Directions: Some lines hold the string "EKİPMANLARI". Copy all of them from the material that follows.

Given records:
Segment Open
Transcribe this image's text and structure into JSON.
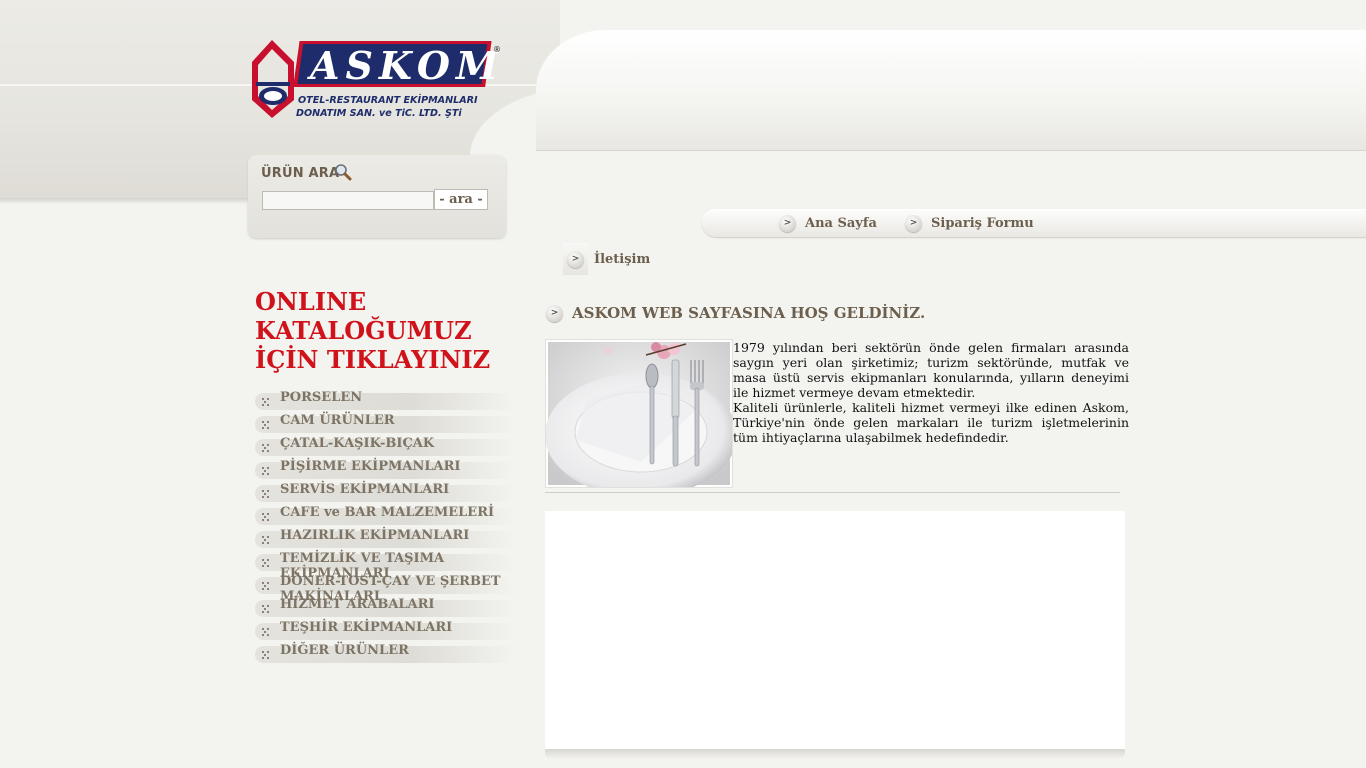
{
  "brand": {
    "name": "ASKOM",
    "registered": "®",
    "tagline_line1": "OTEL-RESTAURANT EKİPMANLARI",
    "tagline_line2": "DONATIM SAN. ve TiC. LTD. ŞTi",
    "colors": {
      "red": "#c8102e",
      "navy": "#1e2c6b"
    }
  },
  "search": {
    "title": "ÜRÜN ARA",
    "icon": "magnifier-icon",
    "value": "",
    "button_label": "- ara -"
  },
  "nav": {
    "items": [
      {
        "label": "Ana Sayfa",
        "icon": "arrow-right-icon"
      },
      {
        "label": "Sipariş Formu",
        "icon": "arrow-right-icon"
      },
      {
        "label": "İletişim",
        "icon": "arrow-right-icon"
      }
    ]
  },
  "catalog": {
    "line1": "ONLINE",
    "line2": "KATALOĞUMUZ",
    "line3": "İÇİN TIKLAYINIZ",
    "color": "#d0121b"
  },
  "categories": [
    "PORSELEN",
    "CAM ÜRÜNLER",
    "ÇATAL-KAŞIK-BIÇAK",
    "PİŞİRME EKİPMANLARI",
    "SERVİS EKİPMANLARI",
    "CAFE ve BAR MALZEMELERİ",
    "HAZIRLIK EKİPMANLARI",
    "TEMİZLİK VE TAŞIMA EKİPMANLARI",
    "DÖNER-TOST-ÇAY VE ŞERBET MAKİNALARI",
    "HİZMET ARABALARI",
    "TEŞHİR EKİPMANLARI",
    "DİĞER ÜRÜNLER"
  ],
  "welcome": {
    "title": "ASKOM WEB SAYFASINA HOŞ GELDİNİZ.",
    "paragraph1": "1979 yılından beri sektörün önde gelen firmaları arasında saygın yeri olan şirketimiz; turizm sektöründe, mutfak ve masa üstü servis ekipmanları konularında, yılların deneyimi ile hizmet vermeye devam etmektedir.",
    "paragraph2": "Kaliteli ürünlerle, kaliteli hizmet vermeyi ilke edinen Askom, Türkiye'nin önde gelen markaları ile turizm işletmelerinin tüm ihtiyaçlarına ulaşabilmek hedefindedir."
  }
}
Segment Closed
Result for this task:
    "tagline_line1": "OTEL-RESTAURANT EKİPMANLARI",
    "PİŞİRME EKİPMANLARI",
    "SERVİS EKİPMANLARI",
    "HAZIRLIK EKİPMANLARI",
    "TEMİZLİK VE TAŞIMA EKİPMANLARI",
    "TEŞHİR EKİPMANLARI",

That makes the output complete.